§ What you have to do
Nothing but the lines holding the string "English" should appear in the answer. Copy them from the entries.

◆ ◆ ◆ ◆ ◆

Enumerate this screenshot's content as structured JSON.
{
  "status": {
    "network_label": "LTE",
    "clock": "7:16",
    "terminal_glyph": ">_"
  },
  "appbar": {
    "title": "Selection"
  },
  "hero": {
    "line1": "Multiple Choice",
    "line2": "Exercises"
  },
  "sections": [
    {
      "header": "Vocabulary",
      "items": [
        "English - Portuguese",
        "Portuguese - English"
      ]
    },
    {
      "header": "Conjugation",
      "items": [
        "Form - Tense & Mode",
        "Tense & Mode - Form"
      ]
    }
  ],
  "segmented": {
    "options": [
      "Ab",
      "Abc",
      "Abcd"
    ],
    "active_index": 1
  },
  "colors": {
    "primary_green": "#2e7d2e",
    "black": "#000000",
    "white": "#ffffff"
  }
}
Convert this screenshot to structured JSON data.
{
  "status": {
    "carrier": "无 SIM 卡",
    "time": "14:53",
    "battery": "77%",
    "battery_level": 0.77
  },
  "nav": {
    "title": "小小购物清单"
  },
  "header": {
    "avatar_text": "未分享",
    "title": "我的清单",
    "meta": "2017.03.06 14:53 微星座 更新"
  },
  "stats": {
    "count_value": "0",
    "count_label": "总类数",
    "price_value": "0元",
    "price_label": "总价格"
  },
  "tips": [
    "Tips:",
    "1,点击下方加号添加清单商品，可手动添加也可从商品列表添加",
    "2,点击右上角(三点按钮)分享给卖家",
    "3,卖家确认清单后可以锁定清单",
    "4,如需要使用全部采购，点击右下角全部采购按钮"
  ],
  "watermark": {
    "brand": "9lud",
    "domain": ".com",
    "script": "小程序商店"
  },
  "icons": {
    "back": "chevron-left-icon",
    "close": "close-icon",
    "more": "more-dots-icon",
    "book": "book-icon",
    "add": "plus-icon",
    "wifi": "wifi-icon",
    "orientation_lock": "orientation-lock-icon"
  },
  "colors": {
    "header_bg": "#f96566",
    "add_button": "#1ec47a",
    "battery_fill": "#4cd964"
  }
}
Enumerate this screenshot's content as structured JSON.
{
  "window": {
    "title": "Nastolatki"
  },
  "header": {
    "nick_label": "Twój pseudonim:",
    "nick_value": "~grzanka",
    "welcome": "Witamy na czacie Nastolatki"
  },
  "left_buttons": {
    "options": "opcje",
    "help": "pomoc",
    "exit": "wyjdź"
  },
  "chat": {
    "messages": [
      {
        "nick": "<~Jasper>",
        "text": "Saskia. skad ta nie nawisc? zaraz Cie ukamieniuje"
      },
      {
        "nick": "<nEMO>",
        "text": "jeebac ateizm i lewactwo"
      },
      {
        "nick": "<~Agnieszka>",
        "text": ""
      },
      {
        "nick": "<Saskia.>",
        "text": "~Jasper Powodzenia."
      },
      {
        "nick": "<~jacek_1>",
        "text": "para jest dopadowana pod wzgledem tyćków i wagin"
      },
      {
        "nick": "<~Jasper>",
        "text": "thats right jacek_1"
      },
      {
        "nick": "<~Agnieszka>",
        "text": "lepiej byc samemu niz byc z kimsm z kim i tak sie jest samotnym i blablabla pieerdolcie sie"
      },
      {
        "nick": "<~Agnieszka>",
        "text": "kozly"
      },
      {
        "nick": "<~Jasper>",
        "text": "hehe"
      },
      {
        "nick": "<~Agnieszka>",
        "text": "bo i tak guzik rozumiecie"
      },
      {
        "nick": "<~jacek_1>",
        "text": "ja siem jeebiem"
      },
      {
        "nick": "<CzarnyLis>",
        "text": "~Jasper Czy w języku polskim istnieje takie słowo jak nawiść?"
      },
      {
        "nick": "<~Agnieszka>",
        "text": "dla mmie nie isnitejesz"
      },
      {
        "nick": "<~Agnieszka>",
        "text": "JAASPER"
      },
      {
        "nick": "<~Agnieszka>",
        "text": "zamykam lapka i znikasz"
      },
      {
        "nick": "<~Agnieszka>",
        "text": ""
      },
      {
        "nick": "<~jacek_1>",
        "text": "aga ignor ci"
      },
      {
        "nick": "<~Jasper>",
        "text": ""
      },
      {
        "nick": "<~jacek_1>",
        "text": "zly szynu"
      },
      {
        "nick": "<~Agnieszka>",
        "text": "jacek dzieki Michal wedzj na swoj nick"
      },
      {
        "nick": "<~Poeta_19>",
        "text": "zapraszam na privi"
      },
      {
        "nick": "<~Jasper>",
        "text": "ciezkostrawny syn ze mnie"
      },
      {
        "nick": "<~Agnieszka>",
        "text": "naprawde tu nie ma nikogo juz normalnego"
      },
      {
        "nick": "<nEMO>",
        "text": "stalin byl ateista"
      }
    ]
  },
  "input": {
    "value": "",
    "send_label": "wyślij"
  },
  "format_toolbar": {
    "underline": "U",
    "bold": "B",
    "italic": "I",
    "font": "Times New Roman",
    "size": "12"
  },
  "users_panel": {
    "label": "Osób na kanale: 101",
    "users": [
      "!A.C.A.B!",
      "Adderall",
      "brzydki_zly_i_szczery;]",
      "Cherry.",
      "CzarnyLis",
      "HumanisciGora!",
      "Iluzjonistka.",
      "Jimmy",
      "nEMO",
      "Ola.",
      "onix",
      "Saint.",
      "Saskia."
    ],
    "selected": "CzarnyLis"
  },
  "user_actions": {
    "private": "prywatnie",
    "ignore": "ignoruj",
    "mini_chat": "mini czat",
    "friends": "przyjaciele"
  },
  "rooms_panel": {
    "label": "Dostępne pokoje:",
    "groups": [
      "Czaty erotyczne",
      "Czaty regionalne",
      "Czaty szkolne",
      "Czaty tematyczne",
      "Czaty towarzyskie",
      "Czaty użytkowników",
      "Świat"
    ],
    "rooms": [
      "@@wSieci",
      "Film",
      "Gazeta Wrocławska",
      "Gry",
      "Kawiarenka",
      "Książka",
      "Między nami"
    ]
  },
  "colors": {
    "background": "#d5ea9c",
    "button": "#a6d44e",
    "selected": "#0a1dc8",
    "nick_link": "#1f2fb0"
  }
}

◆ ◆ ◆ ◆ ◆

§ Task result
        "English - Portuguese",
        "Portuguese - English"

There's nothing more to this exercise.